▶ [Task directions]
Please give back the listing below word for word, without the images.

▶ [Exercise input]

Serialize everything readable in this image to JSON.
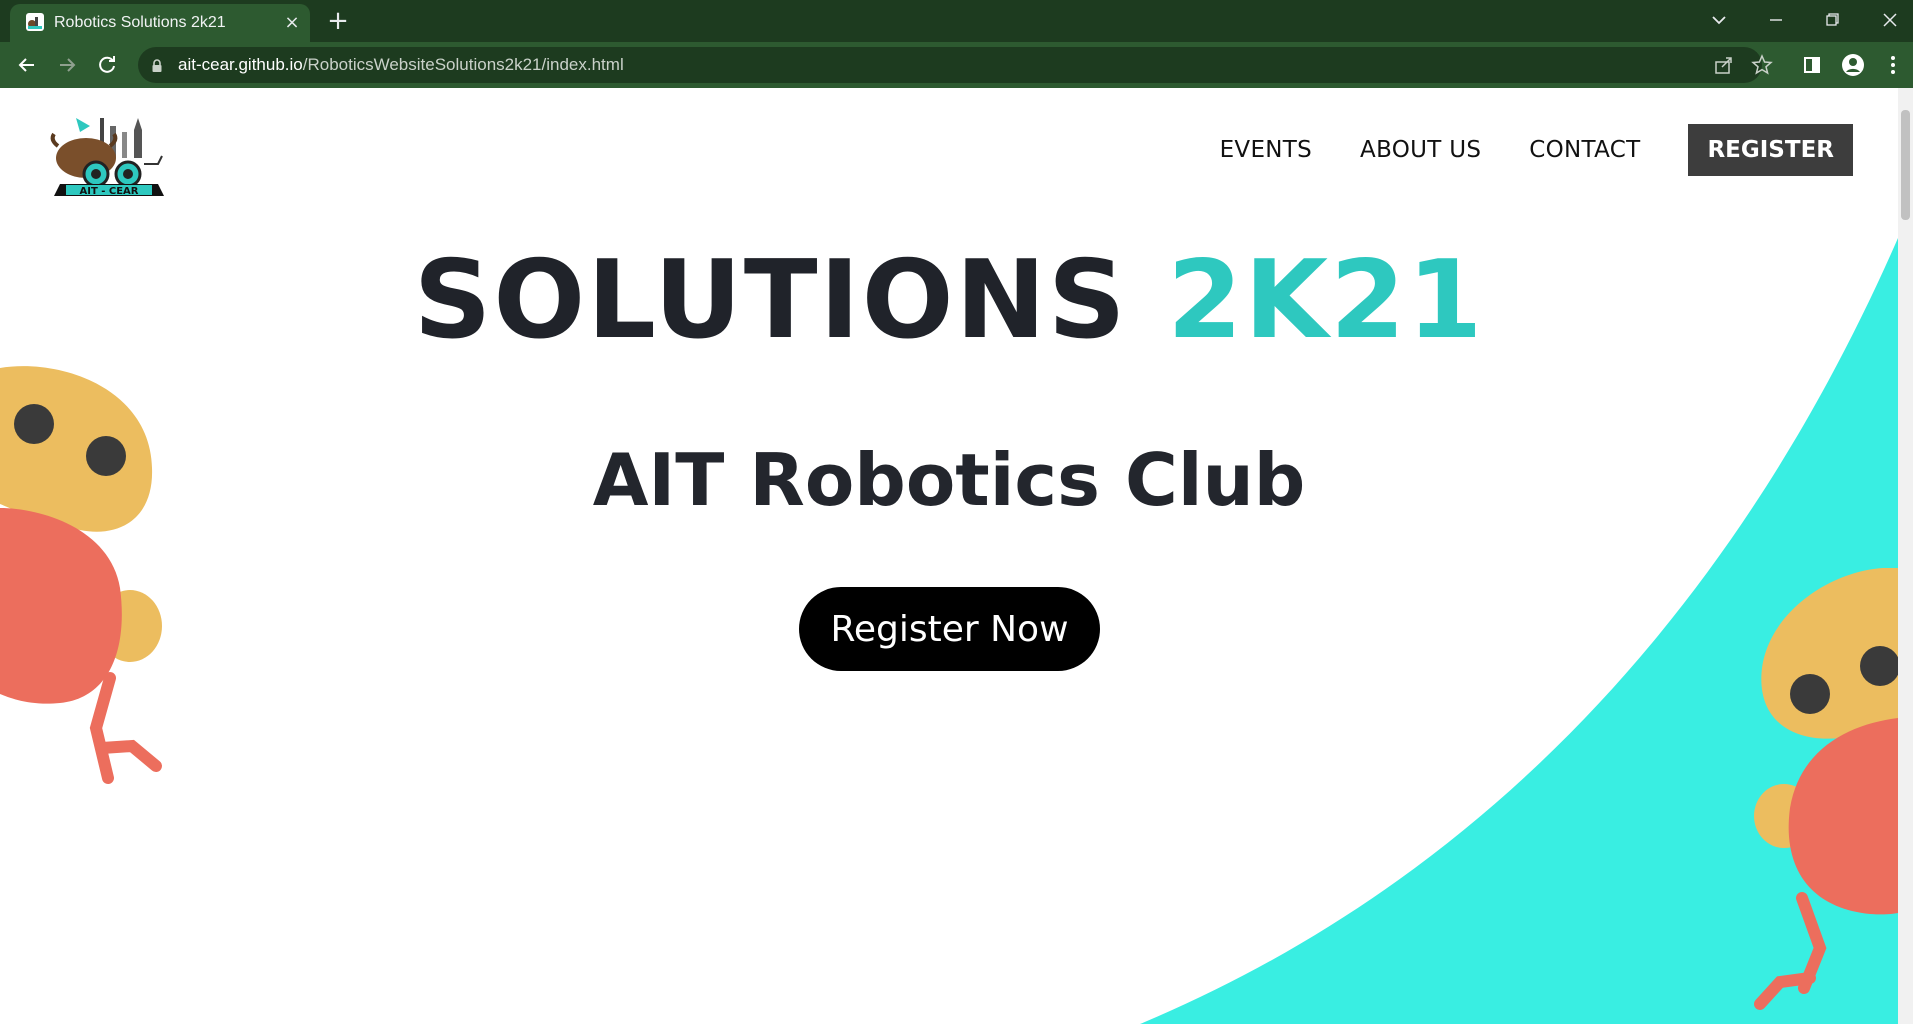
{
  "browser": {
    "tab_title": "Robotics Solutions 2k21",
    "tab_close": "×",
    "new_tab": "+",
    "url_host": "ait-cear.github.io",
    "url_path": "/RoboticsWebsiteSolutions2k21/index.html",
    "theme_dark": "#1d3b1f",
    "theme_light": "#2d5a30"
  },
  "nav": {
    "items": [
      {
        "label": "EVENTS"
      },
      {
        "label": "ABOUT US"
      },
      {
        "label": "CONTACT"
      }
    ],
    "register_label": "REGISTER"
  },
  "logo": {
    "text": "AIT - CEAR"
  },
  "hero": {
    "title_main": "SOLUTIONS",
    "title_accent": "2K21",
    "subtitle": "AIT Robotics Club",
    "cta_label": "Register Now",
    "accent_color": "#2ec8bf",
    "shape_color": "#39eee2"
  }
}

▶ [Exercise response]
Serialize everything readable in this image to JSON.
{
  "browser": {
    "tab_title": "Robotics Solutions 2k21",
    "tab_close": "×",
    "new_tab": "+",
    "url_host": "ait-cear.github.io",
    "url_path": "/RoboticsWebsiteSolutions2k21/index.html",
    "theme_dark": "#1d3b1f",
    "theme_light": "#2d5a30"
  },
  "nav": {
    "items": [
      {
        "label": "EVENTS"
      },
      {
        "label": "ABOUT US"
      },
      {
        "label": "CONTACT"
      }
    ],
    "register_label": "REGISTER"
  },
  "logo": {
    "text": "AIT - CEAR"
  },
  "hero": {
    "title_main": "SOLUTIONS",
    "title_accent": "2K21",
    "subtitle": "AIT Robotics Club",
    "cta_label": "Register Now",
    "accent_color": "#2ec8bf",
    "shape_color": "#39eee2"
  }
}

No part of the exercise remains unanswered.